ASSIGNED TASK: The full set of entries needs to be reproduced exactly.

(Records from a dataset)
- - - - -
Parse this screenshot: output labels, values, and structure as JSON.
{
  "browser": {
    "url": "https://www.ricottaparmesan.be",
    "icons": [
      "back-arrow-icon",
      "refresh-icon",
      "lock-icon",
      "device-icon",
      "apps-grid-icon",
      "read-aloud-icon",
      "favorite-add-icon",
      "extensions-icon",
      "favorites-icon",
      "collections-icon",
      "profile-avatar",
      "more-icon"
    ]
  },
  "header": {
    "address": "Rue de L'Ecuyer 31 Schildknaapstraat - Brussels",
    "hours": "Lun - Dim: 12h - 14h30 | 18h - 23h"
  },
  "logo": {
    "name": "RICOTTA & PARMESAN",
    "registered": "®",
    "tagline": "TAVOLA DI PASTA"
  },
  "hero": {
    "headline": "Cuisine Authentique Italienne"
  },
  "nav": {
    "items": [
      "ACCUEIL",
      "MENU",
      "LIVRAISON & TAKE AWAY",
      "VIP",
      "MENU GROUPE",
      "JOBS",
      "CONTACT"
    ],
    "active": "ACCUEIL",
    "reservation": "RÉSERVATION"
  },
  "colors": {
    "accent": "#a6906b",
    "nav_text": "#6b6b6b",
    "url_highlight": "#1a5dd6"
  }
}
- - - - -
ANSWER FOR THE TASK:
Parse this screenshot: output labels, values, and structure as JSON.
{
  "browser": {
    "url": "https://www.ricottaparmesan.be",
    "icons": [
      "back-arrow-icon",
      "refresh-icon",
      "lock-icon",
      "device-icon",
      "apps-grid-icon",
      "read-aloud-icon",
      "favorite-add-icon",
      "extensions-icon",
      "favorites-icon",
      "collections-icon",
      "profile-avatar",
      "more-icon"
    ]
  },
  "header": {
    "address": "Rue de L'Ecuyer 31 Schildknaapstraat - Brussels",
    "hours": "Lun - Dim: 12h - 14h30 | 18h - 23h"
  },
  "logo": {
    "name": "RICOTTA & PARMESAN",
    "registered": "®",
    "tagline": "TAVOLA DI PASTA"
  },
  "hero": {
    "headline": "Cuisine Authentique Italienne"
  },
  "nav": {
    "items": [
      "ACCUEIL",
      "MENU",
      "LIVRAISON & TAKE AWAY",
      "VIP",
      "MENU GROUPE",
      "JOBS",
      "CONTACT"
    ],
    "active": "ACCUEIL",
    "reservation": "RÉSERVATION"
  },
  "colors": {
    "accent": "#a6906b",
    "nav_text": "#6b6b6b",
    "url_highlight": "#1a5dd6"
  }
}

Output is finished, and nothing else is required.